SINGAPORE - A dog owner who did not take her three unwell dogs to a veterinarian for treatment, causing them unnecessary suffering, was on Tuesday (Feb 23) sentenced to 10 days' jail.

Chng Leng Khim, 43, who had kept her dogs without a valid licence, and failed to comply with an order by the Agri-Food and Veterinary Authority (AVA) to help in its investigations, was also fined $3,100.

She pleaded guilty two weeks ago to two charges of animal cruelty, two counts of keeping a dog without a licence, and a charge of failing to comply with an AVA order.

Another count of animal cruelty and another charge of keeping a dog without a licence, were considered in sentencing.

At a sentencing hearing last Friday (Feb 19), however, Chng told the court that she wanted to retract her guilty plea. Her lawyer also applied to discharge himself.

The hearing was then adjourned to give a second lawyer, whom Chng had engaged, time to prepare for sentencing submissions and Chng's mitigation plea.

But on Tuesday (Feb 23), Chng again told the court that she wanted to retract her plea of guilt. Her second lawyer also applied to discharge himself.

District Judge Hamidah Ibrahim did not accede to Chng's request on both occasions, noting that she had understood the nature and consequences of her plea of guilt.

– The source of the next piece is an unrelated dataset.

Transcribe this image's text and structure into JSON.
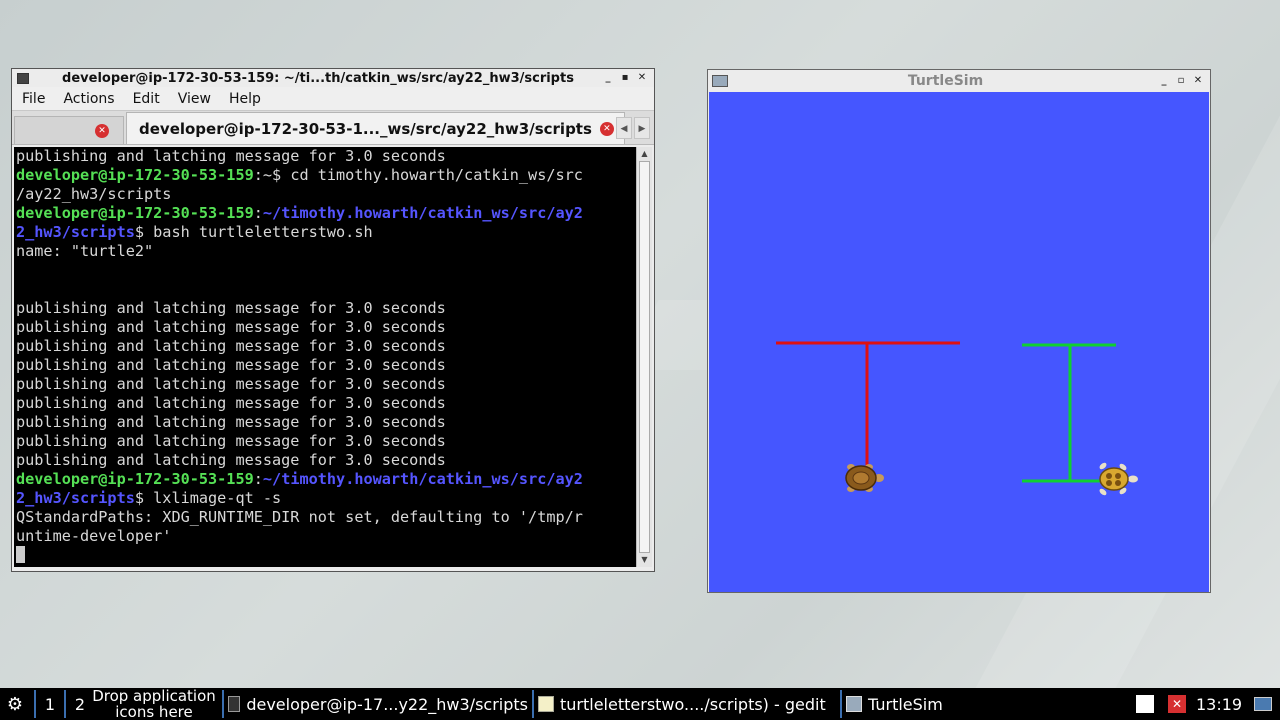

The court had earlier heard that Chng moved out of her Paya Lebar Crescent landed home in June 2013, along with her three children, after she stopped paying rent of $1,500 a month.

She left behind a five-year-old bull mastiff and chow chow, which were found by the landlord in the house two days later. Both were thin and unwell, infested with ticks, and surrounded by their urine and faeces.

Chng's eight-year-old poodle was also found near her former home the day she moved out. It was traced back to her through a microchip, but attempts made by the Society for the Prevention of Cruelty to Animals to contact her were unsuccessful.

The poodle was severely emaciated, malnourished and tick-infested. Its fur was severely matted and even bald in some areas. It also suffered from a severe urinary infection, among other ailments.

An AVA veterinarian found the home to be "filthy and not well-ventilated", with all the windows and doors closed. The floor was also filled with faeces and urine, and there was no sign of food or water.

The chow chow and poodle were rehomed to Voices for Animals. But the bull mastiff's condition deteriorated in November 2013 and it was euthanised two months later because of a failing heart and other conditions.

On June 20, 2013, AVA officers met Chng at Ang Mo Kio Police Division. She denied abandoning her dogs, and agreed to turn up at AVA's Centre for Animal Welfare and Control at a later date. But she did not do so and did not answer the AVA's calls.

The next month, at the same police station, she acknowledged a letter requiring her to give a statement to the AVA at its premises, but she never complied with it.

Chng, who has not had a permanent home since moving out in June 2013, remained out of contact until March last year, when a warrant of arrest was issued. She was arrested on June 30.

Deputy Public Prosecutor Tan Yanying urged the court to impose at least two weeks's jail and a fine of $4,000.

She said the increasing prevalence of animal cruelty offences warranted a deterrent sentence. Within the last five years, she noted, the number of such cases handled by the AVA has surged by more than 65 per cent.

The DPP also pointed out that the Animals and Birds Act has been amended to stiffen penalties for causing unnecessary pain or suffering to an animal. With effect from Jan 16 last year, the maximum punishment for first time offenders is 18 months' jail and a $15,000 fine.

Chng is out on bail of $10,000, pending an appeal. For causing unnecessary suffering to an animal, she could have been jailed for 12 months and fined $10,000. For failing to comply with an AVA order, she could have been jailed for six months and fined $10,000.

For keeping a dog above three months old without a licence, she could have been fined $5,000.